Transgenerational epigenetic instability is a source of novel methylation variants

Science. 2011 Oct 21;334(6054):369-73. doi: 10.1126/science.1212959. Epub 2011 Sep 15.


Epigenetic information, which may affect an organism's phenotype, can be stored and stably inherited in the form of cytosine DNA methylation. Changes in DNA methylation can produce meiotically stable epialleles that affect transcription and morphology, but the rates of spontaneous gain or loss of DNA methylation are unknown. We examined spontaneously occurring variation in DNA methylation in Arabidopsis thaliana plants propagated by single-seed descent for 30 generations. We identified 114,287 CG single methylation polymorphisms and 2485 CG differentially methylated regions (DMRs), both of which show patterns of divergence compared with the ancestral state. Thus, transgenerational epigenetic variation in DNA methylation may generate new allelic states that alter transcription, providing a mechanism for phenotypic diversity in the absence of genetic mutation.

Publication types

  • Research Support, N.I.H., Extramural
  • Research Support, Non-U.S. Gov't
  • Research Support, U.S. Gov't, Non-P.H.S.

MeSH terms
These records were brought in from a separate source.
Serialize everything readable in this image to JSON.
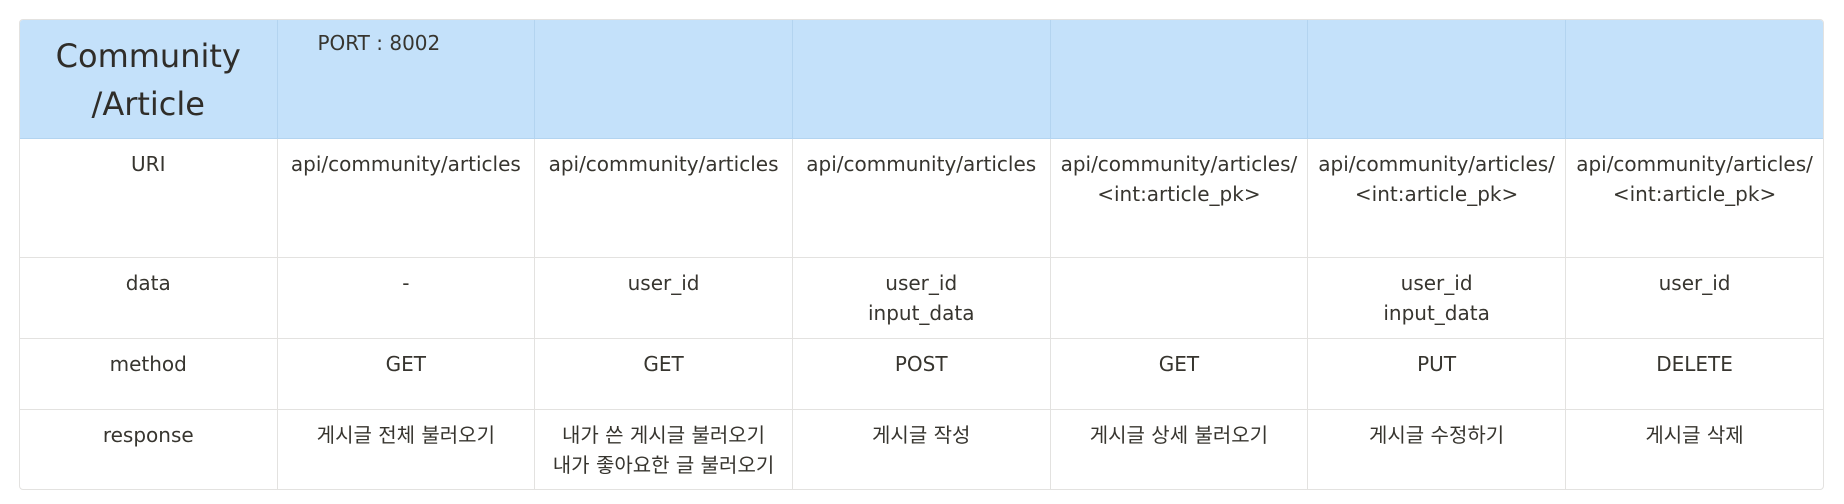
{
  "table": {
    "title_line1": "Community",
    "title_line2": "/Article",
    "port": "PORT : 8002",
    "rows": {
      "uri": {
        "label": "URI",
        "cells": [
          [
            "api/community/articles"
          ],
          [
            "api/community/articles"
          ],
          [
            "api/community/articles"
          ],
          [
            "api/community/articles/",
            "<int:article_pk>"
          ],
          [
            "api/community/articles/",
            "<int:article_pk>"
          ],
          [
            "api/community/articles/",
            "<int:article_pk>"
          ]
        ]
      },
      "data": {
        "label": "data",
        "cells": [
          [
            "-"
          ],
          [
            "user_id"
          ],
          [
            "user_id",
            "input_data"
          ],
          [],
          [
            "user_id",
            "input_data"
          ],
          [
            "user_id"
          ]
        ]
      },
      "method": {
        "label": "method",
        "cells": [
          [
            "GET"
          ],
          [
            "GET"
          ],
          [
            "POST"
          ],
          [
            "GET"
          ],
          [
            "PUT"
          ],
          [
            "DELETE"
          ]
        ]
      },
      "response": {
        "label": "response",
        "cells": [
          [
            "게시글 전체 불러오기"
          ],
          [
            "내가 쓴 게시글 불러오기",
            "내가 좋아요한 글 불러오기"
          ],
          [
            "게시글 작성"
          ],
          [
            "게시글 상세 불러오기"
          ],
          [
            "게시글 수정하기"
          ],
          [
            "게시글 삭제"
          ]
        ]
      }
    }
  },
  "colors": {
    "header_bg": "#c4e1fa",
    "border": "#e3e2e0",
    "text": "#37352f"
  }
}
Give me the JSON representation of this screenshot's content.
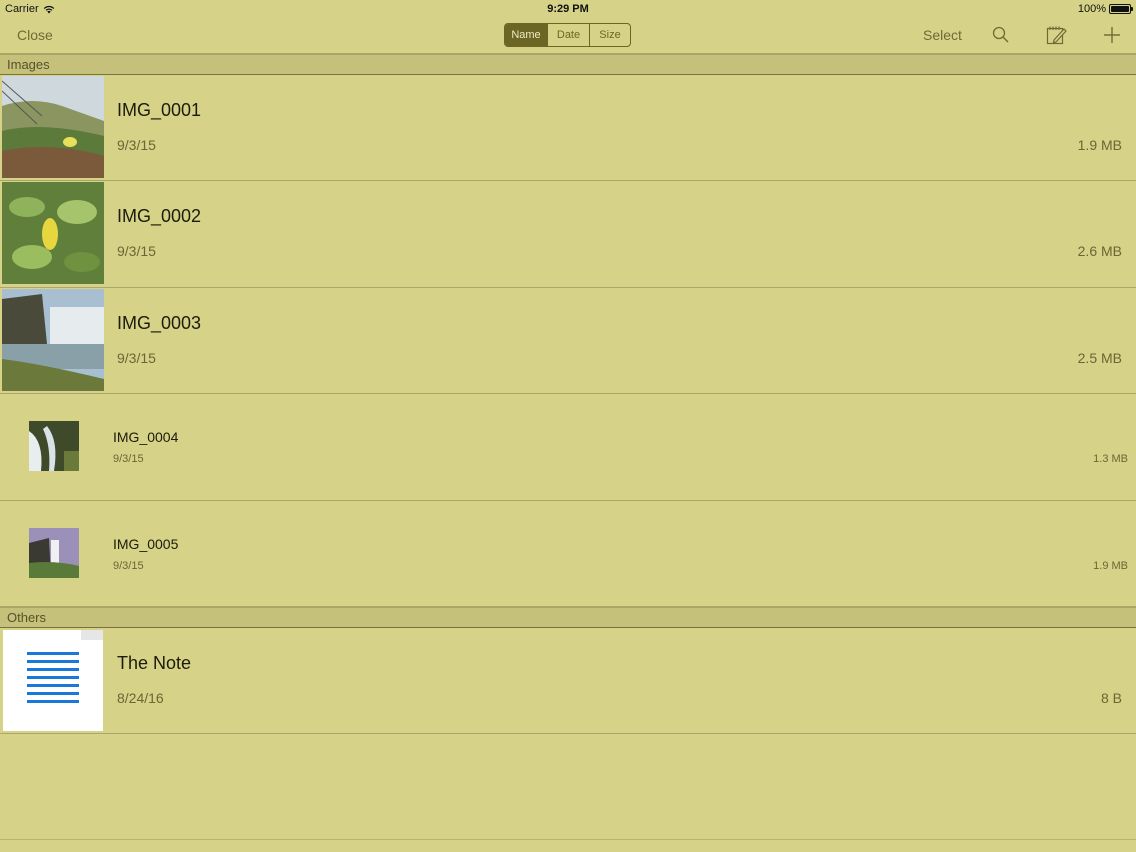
{
  "status_bar": {
    "carrier": "Carrier",
    "time": "9:29 PM",
    "battery": "100%"
  },
  "nav": {
    "close_label": "Close",
    "sort_options": [
      "Name",
      "Date",
      "Size"
    ],
    "active_sort": "Name",
    "select_label": "Select",
    "icons": [
      "search-icon",
      "compose-icon",
      "add-icon"
    ]
  },
  "sections": {
    "images_title": "Images",
    "others_title": "Others"
  },
  "images": [
    {
      "name": "IMG_0001",
      "date": "9/3/15",
      "size": "1.9 MB"
    },
    {
      "name": "IMG_0002",
      "date": "9/3/15",
      "size": "2.6 MB"
    },
    {
      "name": "IMG_0003",
      "date": "9/3/15",
      "size": "2.5 MB"
    },
    {
      "name": "IMG_0004",
      "date": "9/3/15",
      "size": "1.3 MB"
    },
    {
      "name": "IMG_0005",
      "date": "9/3/15",
      "size": "1.9 MB"
    }
  ],
  "others": [
    {
      "name": "The Note",
      "date": "8/24/16",
      "size": "8 B"
    }
  ],
  "colors": {
    "background": "#d6d388",
    "accent": "#6b6624",
    "doc_lines": "#1a78d8"
  }
}
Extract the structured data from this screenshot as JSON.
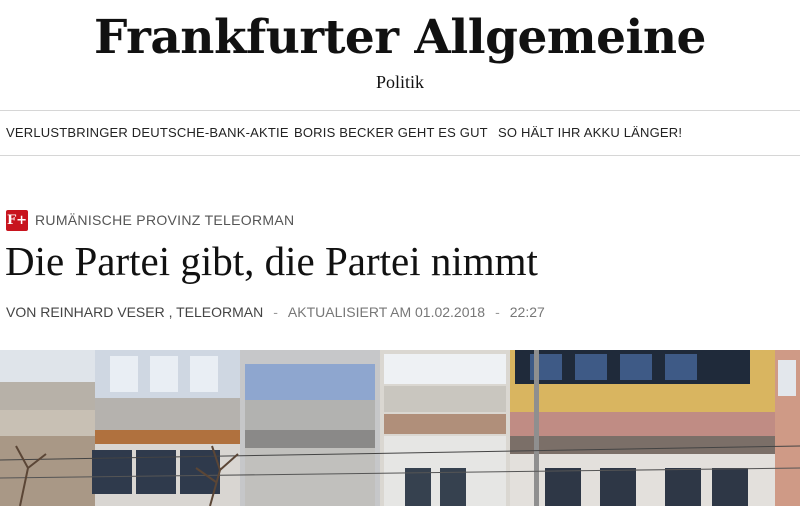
{
  "masthead": {
    "title": "Frankfurter Allgemeine",
    "section": "Politik"
  },
  "topnav": {
    "items": [
      "VERLUSTBRINGER DEUTSCHE-BANK-AKTIE",
      "BORIS BECKER GEHT ES GUT",
      "SO HÄLT IHR AKKU LÄNGER!"
    ]
  },
  "article": {
    "badge": "F+",
    "kicker": "RUMÄNISCHE PROVINZ TELEORMAN",
    "headline": "Die Partei gibt, die Partei nimmt",
    "byline": {
      "author": "VON REINHARD VESER , TELEORMAN",
      "separator": "-",
      "updated": "AKTUALISIERT AM 01.02.2018",
      "time": "22:27"
    }
  },
  "colors": {
    "brand_red": "#c8141e",
    "text": "#111111"
  },
  "photo": {
    "subject": "apartment-building-photo"
  }
}
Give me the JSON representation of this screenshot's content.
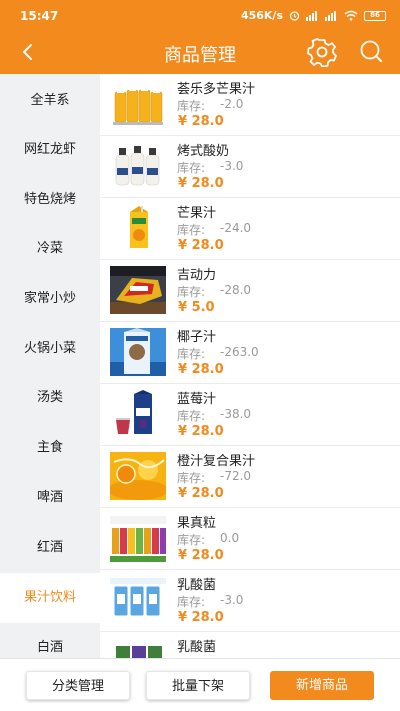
{
  "status_bar": {
    "time": "15:47",
    "net_speed": "456K/s",
    "battery": "86"
  },
  "header": {
    "title": "商品管理"
  },
  "colors": {
    "accent": "#f28a1e",
    "sidebar_bg": "#f0f1f3"
  },
  "icons": {
    "back": "chevron-left-icon",
    "settings": "gear-icon",
    "search": "search-icon"
  },
  "categories": [
    {
      "label": "全羊系",
      "active": false
    },
    {
      "label": "网红龙虾",
      "active": false
    },
    {
      "label": "特色烧烤",
      "active": false
    },
    {
      "label": "冷菜",
      "active": false
    },
    {
      "label": "家常小炒",
      "active": false
    },
    {
      "label": "火锅小菜",
      "active": false
    },
    {
      "label": "汤类",
      "active": false
    },
    {
      "label": "主食",
      "active": false
    },
    {
      "label": "啤酒",
      "active": false
    },
    {
      "label": "红酒",
      "active": false
    },
    {
      "label": "果汁饮料",
      "active": true
    },
    {
      "label": "白酒",
      "active": false
    }
  ],
  "stock_label": "库存:",
  "products": [
    {
      "name": "荟乐多芒果汁",
      "stock": "-2.0",
      "price": "¥ 28.0",
      "image": "bottles-mango"
    },
    {
      "name": "烤式酸奶",
      "stock": "-3.0",
      "price": "¥ 28.0",
      "image": "bottles-yogurt"
    },
    {
      "name": "芒果汁",
      "stock": "-24.0",
      "price": "¥ 28.0",
      "image": "carton-mango"
    },
    {
      "name": "吉动力",
      "stock": "-28.0",
      "price": "¥ 5.0",
      "image": "can-energy"
    },
    {
      "name": "椰子汁",
      "stock": "-263.0",
      "price": "¥ 28.0",
      "image": "carton-coconut"
    },
    {
      "name": "蓝莓汁",
      "stock": "-38.0",
      "price": "¥ 28.0",
      "image": "carton-blueberry"
    },
    {
      "name": "橙汁复合果汁",
      "stock": "-72.0",
      "price": "¥ 28.0",
      "image": "orange-splash"
    },
    {
      "name": "果真粒",
      "stock": "0.0",
      "price": "¥ 28.0",
      "image": "bottle-lineup"
    },
    {
      "name": "乳酸菌",
      "stock": "-3.0",
      "price": "¥ 28.0",
      "image": "lactic-pack"
    },
    {
      "name": "乳酸菌",
      "stock": "",
      "price": "",
      "image": "lactic-pack-2"
    }
  ],
  "footer": {
    "category_manage": "分类管理",
    "batch_offline": "批量下架",
    "add_product": "新增商品"
  }
}
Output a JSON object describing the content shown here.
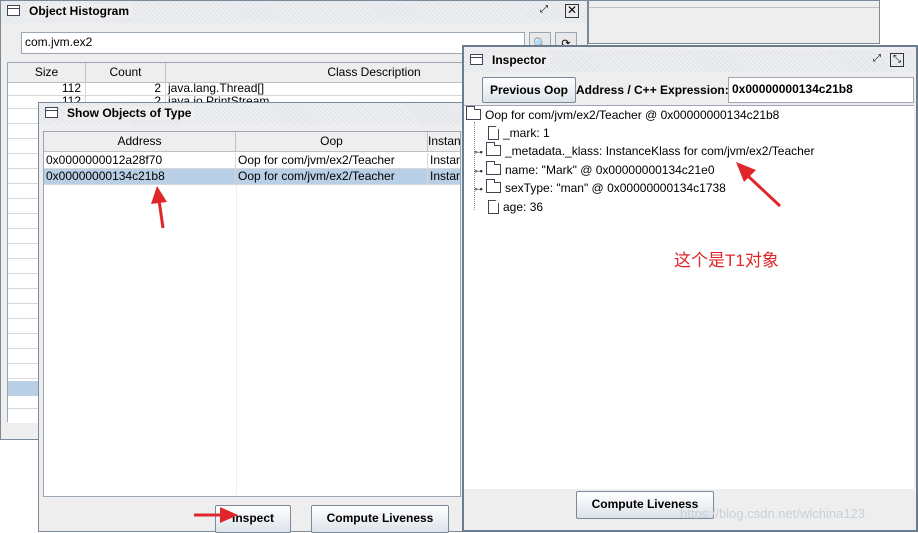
{
  "histogram": {
    "title": "Object Histogram",
    "filter_value": "com.jvm.ex2",
    "columns": [
      "Size",
      "Count",
      "Class Description"
    ],
    "rows": [
      {
        "size": "112",
        "count": "2",
        "desc": "java.lang.Thread[]"
      },
      {
        "size": "112",
        "count": "2",
        "desc": "java.io.PrintStream"
      }
    ]
  },
  "show_objects": {
    "title": "Show Objects of Type",
    "columns": [
      "Address",
      "Oop",
      "Instan"
    ],
    "rows": [
      {
        "address": "0x0000000012a28f70",
        "oop": "Oop for com/jvm/ex2/Teacher",
        "extra": "Instan"
      },
      {
        "address": "0x00000000134c21b8",
        "oop": "Oop for com/jvm/ex2/Teacher",
        "extra": "Instan"
      }
    ],
    "inspect_label": "Inspect",
    "liveness_label": "Compute Liveness"
  },
  "inspector": {
    "title": "Inspector",
    "prev_label": "Previous Oop",
    "address_label": "Address / C++ Expression:",
    "address_value": "0x00000000134c21b8",
    "tree": {
      "root": "Oop for com/jvm/ex2/Teacher @ 0x00000000134c21b8",
      "mark": "_mark: 1",
      "klass": "_metadata._klass: InstanceKlass for com/jvm/ex2/Teacher",
      "name": "name: \"Mark\" @ 0x00000000134c21e0",
      "sextype": "sexType: \"man\" @ 0x00000000134c1738",
      "age": "age: 36"
    },
    "annotation": "这个是T1对象",
    "liveness_label": "Compute Liveness"
  },
  "watermark": "https://blog.csdn.net/wlchina123",
  "colors": {
    "annotation_red": "#e0262a",
    "selection": "#b8cfe5"
  }
}
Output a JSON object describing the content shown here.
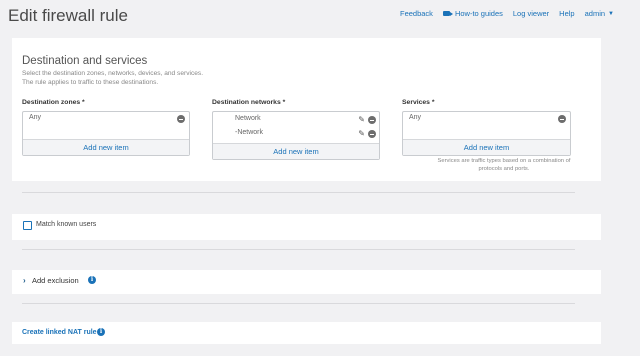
{
  "header": {
    "title": "Edit firewall rule",
    "links": {
      "feedback": "Feedback",
      "how_to": "How-to guides",
      "log_viewer": "Log viewer",
      "help": "Help",
      "admin": "admin"
    }
  },
  "destination": {
    "title": "Destination and services",
    "desc_line1": "Select the destination zones, networks, devices, and services.",
    "desc_line2": "The rule applies to traffic to these destinations.",
    "zones": {
      "label": "Destination zones *",
      "items": [
        "Any"
      ],
      "add_label": "Add new item"
    },
    "networks": {
      "label": "Destination networks *",
      "items": [
        "Network",
        "-Network"
      ],
      "add_label": "Add new item"
    },
    "services": {
      "label": "Services *",
      "items": [
        "Any"
      ],
      "add_label": "Add new item",
      "note": "Services are traffic types based on a combination of protocols and ports."
    }
  },
  "users": {
    "checkbox_label": "Match known users",
    "checked": false
  },
  "exclusion": {
    "label": "Add exclusion"
  },
  "nat": {
    "link_label": "Create linked NAT rule"
  },
  "colors": {
    "accent": "#1a72b8",
    "background": "#f1f1f3",
    "panel": "#ffffff"
  },
  "icons": [
    "camera-icon",
    "caret-down-icon",
    "minus-circle-icon",
    "pencil-icon",
    "chevron-right-icon",
    "info-icon"
  ]
}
  • Alleles
  • Arabidopsis / genetics*
  • Arabidopsis / metabolism
  • DNA Methylation*
  • DNA Transposable Elements
  • DNA, Intergenic
  • DNA, Plant / genetics
  • DNA, Plant / metabolism
  • Dinucleoside Phosphates / metabolism
  • Epigenesis, Genetic*
  • Genes, Plant
  • Genetic Variation
  • Genome, Plant
  • Linear Models
  • Mutation
  • Polymorphism, Genetic
  • Promoter Regions, Genetic
  • Transcription, Genetic


  • DNA Transposable Elements
  • DNA, Intergenic
  • DNA, Plant
  • Dinucleoside Phosphates
  • cytidylyl-3'-5'-guanosine